▶ [WHAT THIS TASK INVOLVES]:
Where does the word "name" occur in the data below? Copy each line that holds it.
-- DATA PROVIDED follows --
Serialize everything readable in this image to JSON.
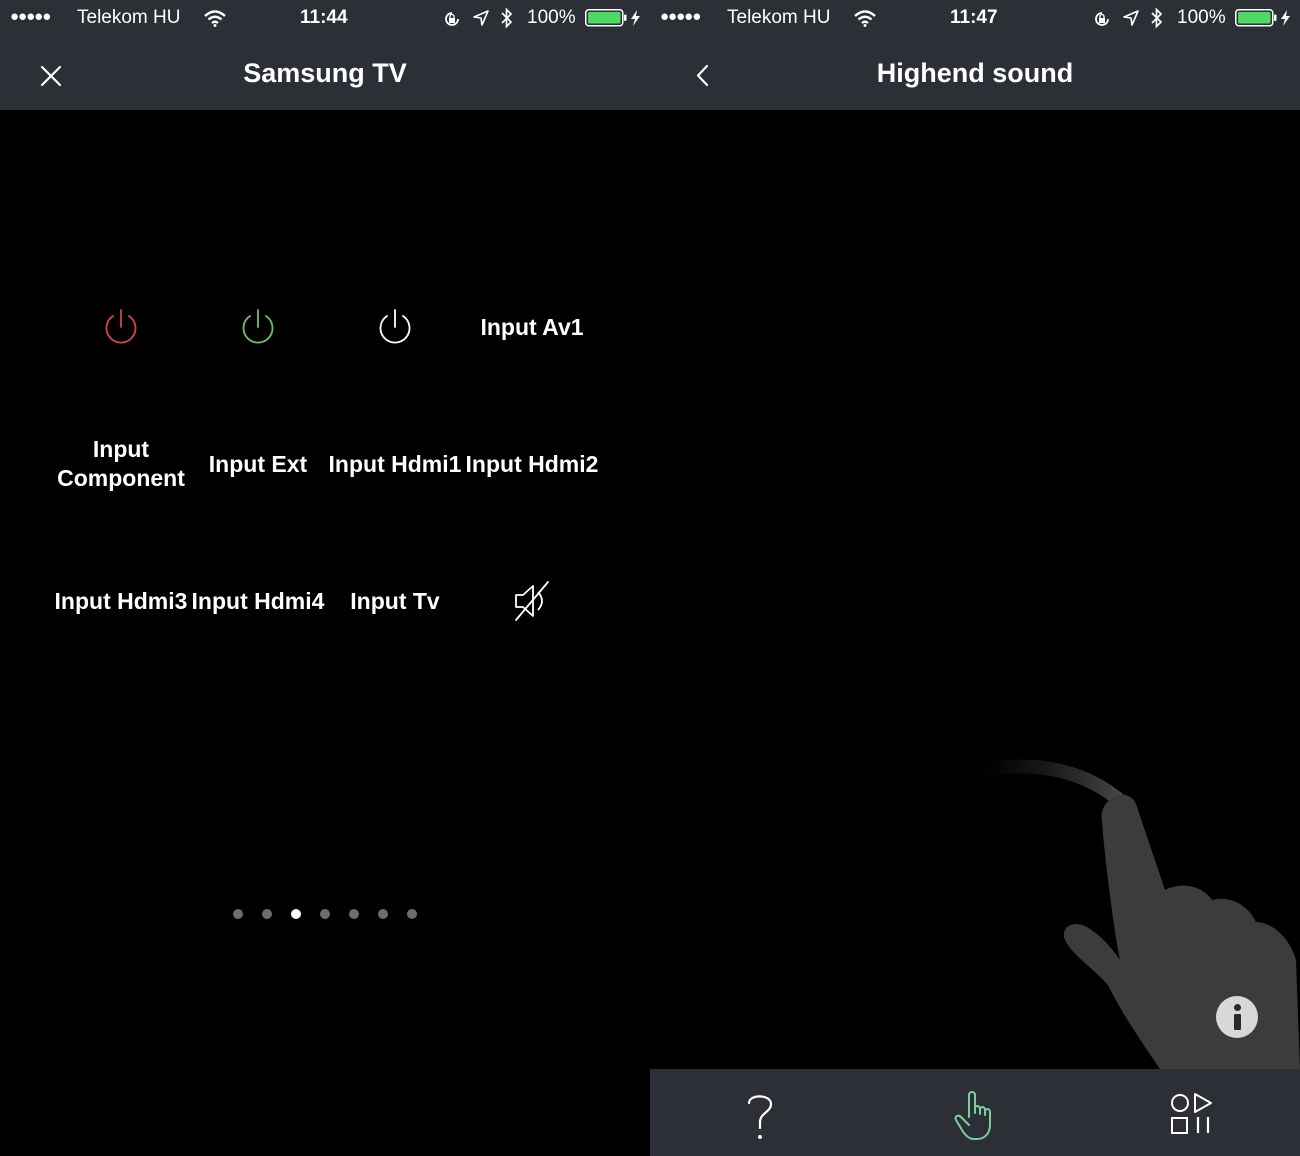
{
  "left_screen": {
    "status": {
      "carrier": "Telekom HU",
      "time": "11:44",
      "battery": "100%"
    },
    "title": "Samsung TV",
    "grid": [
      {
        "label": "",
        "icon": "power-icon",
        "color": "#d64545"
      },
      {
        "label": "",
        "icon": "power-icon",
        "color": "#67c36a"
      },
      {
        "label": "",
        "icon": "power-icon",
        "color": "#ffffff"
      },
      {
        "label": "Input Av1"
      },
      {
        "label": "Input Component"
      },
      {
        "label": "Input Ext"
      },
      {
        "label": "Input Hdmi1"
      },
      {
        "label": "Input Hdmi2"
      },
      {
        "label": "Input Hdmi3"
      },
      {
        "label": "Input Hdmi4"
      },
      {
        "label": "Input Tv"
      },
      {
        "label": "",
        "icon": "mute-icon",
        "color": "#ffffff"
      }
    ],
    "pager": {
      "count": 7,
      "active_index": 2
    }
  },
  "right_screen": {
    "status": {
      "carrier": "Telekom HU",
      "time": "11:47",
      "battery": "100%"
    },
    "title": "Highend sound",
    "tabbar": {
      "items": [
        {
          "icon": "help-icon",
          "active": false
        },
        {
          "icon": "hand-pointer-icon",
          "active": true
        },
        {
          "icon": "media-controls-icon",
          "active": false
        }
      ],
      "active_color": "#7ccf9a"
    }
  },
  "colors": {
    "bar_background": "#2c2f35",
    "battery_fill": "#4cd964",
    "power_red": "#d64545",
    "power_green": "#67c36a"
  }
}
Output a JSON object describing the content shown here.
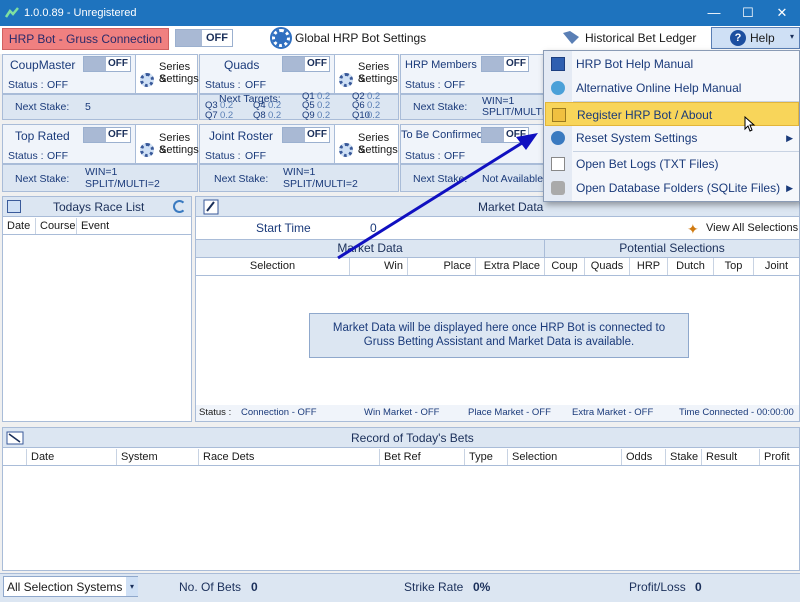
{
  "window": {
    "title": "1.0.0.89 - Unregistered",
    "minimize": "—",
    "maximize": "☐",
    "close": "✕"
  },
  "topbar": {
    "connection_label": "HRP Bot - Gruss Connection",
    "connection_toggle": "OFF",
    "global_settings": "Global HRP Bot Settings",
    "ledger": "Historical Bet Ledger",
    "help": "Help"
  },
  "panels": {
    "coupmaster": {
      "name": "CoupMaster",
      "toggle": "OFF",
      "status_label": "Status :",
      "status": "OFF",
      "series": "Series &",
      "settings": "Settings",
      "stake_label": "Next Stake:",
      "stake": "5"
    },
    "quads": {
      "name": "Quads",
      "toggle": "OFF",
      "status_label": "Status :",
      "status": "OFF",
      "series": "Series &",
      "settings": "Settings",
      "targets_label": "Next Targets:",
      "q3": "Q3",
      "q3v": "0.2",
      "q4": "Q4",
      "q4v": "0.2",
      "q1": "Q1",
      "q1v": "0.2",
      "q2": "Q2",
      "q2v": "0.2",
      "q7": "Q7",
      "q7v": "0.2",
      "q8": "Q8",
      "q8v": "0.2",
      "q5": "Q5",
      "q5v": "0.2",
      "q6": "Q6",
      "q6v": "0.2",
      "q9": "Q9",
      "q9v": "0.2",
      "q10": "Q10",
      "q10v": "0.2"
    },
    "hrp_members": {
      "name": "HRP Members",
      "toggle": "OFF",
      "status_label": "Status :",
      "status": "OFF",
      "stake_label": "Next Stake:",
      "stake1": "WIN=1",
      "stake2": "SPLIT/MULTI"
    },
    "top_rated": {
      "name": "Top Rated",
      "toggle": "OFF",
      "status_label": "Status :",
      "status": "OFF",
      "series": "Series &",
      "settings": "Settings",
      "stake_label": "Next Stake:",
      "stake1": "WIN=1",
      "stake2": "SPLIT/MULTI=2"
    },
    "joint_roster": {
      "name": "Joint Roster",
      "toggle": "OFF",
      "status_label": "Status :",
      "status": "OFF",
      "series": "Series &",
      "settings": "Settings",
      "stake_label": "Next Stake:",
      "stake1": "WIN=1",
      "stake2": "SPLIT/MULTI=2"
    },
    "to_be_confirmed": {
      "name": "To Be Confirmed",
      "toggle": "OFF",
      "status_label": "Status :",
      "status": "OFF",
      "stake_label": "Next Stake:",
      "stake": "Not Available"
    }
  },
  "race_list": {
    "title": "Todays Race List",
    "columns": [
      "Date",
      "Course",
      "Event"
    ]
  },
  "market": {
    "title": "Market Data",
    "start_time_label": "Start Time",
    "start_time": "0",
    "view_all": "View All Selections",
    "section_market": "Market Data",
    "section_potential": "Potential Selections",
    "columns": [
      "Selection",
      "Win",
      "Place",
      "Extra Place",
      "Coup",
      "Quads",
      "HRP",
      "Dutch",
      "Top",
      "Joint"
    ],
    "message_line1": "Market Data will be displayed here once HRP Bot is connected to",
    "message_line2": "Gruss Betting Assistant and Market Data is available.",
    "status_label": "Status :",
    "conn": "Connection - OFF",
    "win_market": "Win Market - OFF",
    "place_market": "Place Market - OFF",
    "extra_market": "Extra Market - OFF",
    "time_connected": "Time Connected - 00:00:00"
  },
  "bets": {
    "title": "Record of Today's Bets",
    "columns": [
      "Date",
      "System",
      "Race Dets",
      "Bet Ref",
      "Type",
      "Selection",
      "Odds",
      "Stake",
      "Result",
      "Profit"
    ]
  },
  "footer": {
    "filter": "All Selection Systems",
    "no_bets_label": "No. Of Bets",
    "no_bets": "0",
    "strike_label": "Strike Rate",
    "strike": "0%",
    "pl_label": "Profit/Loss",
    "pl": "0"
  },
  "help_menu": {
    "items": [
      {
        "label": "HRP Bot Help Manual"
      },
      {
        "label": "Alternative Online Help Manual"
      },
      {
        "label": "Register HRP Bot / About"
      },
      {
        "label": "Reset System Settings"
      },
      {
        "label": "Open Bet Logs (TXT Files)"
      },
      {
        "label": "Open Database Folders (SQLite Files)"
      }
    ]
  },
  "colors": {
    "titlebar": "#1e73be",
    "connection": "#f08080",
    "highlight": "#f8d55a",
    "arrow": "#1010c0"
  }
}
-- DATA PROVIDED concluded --
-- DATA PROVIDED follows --
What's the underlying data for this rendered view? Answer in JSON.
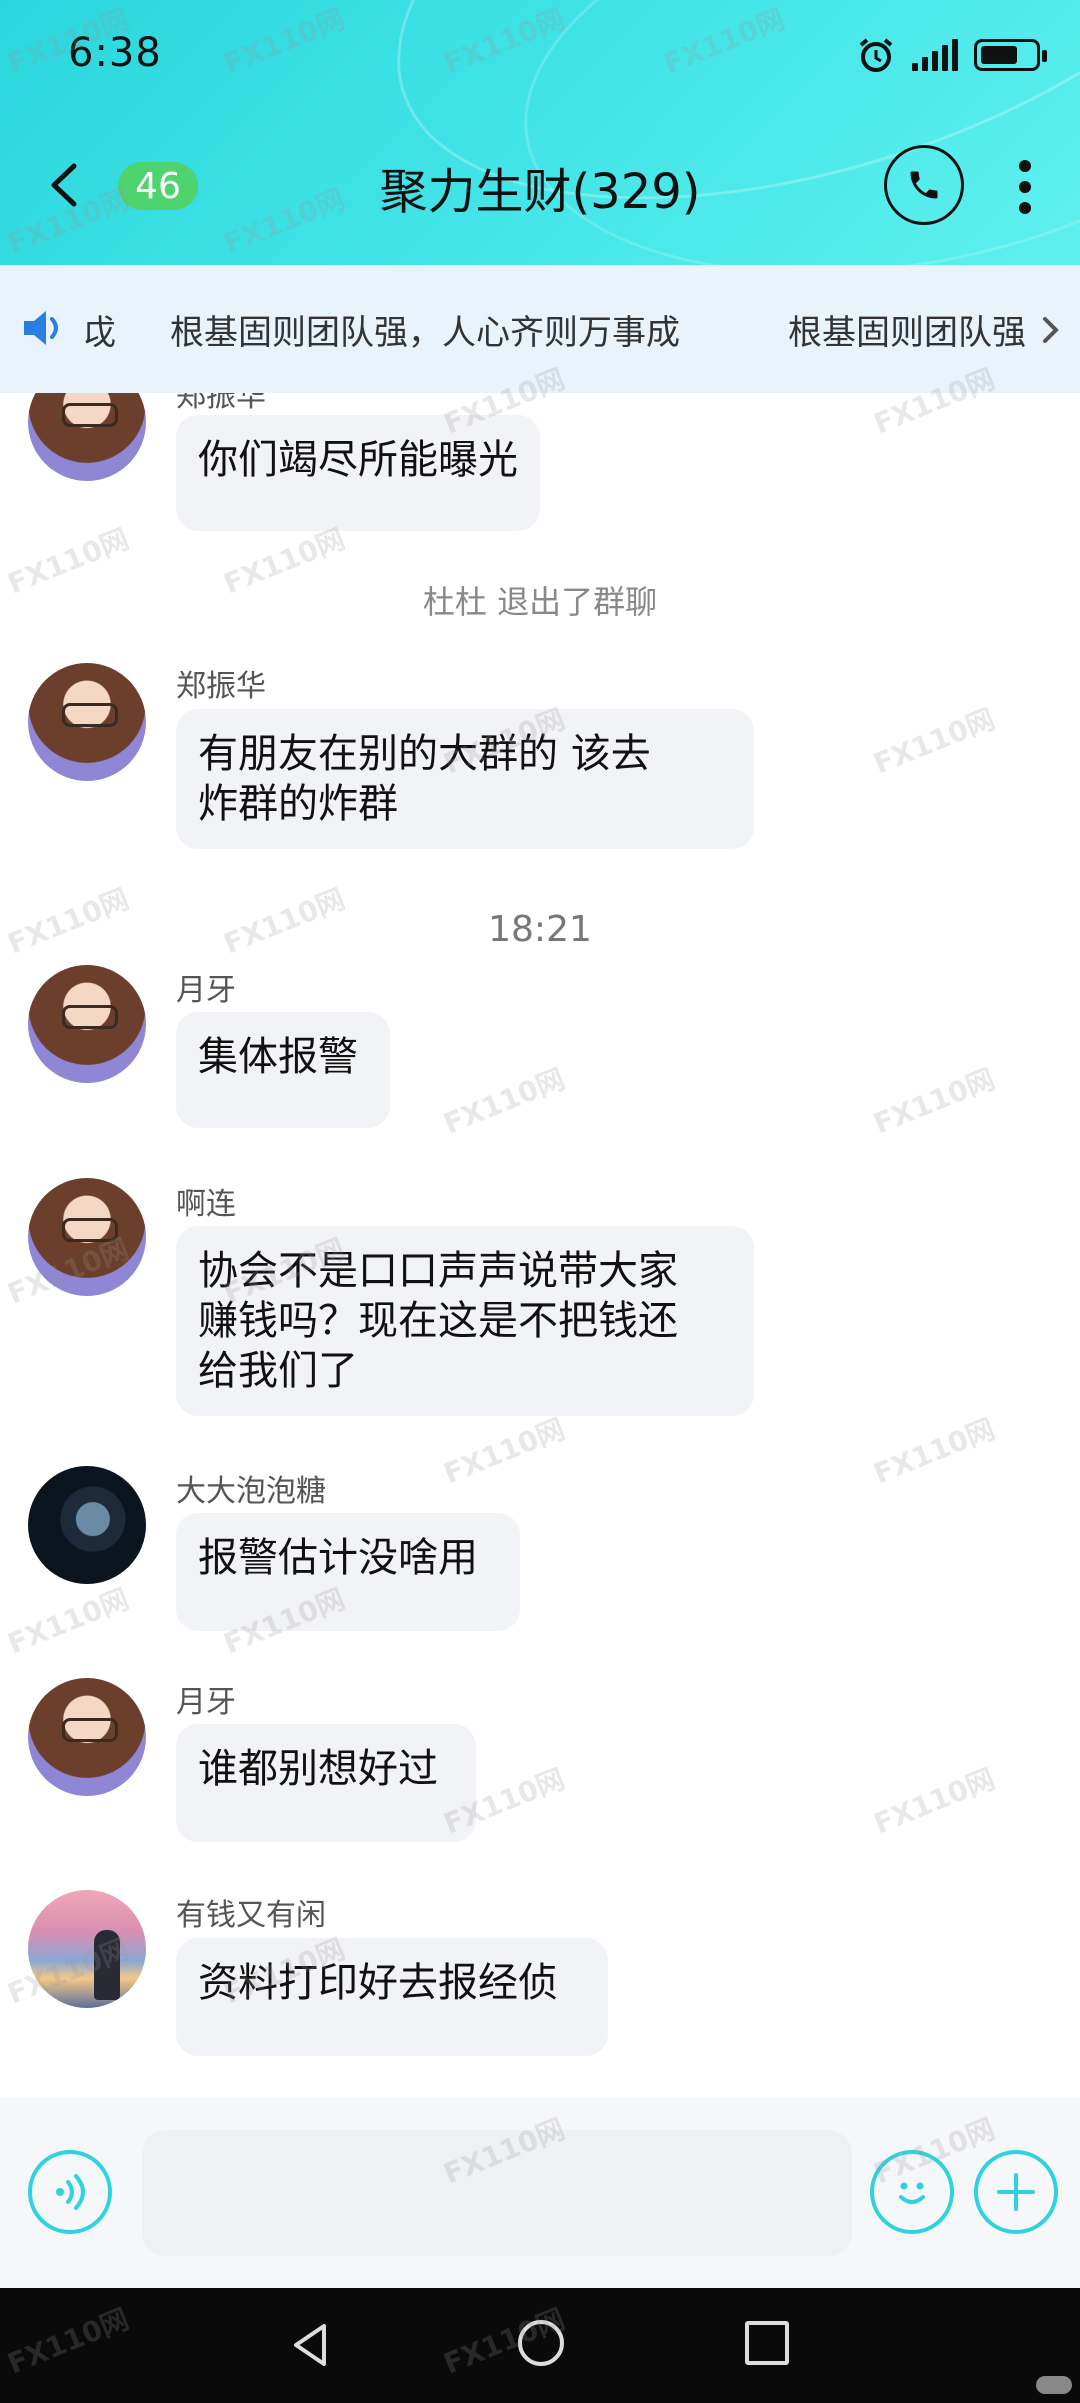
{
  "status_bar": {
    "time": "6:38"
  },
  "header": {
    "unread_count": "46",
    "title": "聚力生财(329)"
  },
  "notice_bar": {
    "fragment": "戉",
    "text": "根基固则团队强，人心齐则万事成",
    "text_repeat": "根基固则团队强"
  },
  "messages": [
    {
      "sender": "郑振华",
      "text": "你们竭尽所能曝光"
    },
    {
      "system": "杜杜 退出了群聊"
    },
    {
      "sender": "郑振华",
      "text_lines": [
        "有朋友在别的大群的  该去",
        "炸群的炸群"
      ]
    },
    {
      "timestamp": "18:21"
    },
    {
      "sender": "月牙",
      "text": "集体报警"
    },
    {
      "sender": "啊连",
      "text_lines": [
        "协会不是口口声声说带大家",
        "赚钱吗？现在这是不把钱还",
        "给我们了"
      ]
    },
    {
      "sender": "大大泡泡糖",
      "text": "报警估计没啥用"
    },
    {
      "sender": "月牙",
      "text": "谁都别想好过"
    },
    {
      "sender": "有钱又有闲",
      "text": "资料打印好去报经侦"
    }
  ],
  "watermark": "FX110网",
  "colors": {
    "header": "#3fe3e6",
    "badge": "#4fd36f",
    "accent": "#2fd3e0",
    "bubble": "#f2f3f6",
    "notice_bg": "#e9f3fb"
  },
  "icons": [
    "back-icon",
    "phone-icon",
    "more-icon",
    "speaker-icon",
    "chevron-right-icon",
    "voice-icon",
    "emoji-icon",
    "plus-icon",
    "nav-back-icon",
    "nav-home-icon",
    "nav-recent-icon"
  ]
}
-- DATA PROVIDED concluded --
▶ [COMPLETED TASK]:
      "name": "CoupMaster",
      "name": "Quads",
      "name": "HRP Members",
      "name": "Top Rated",
      "name": "Joint Roster",
      "name": "To Be Confirmed",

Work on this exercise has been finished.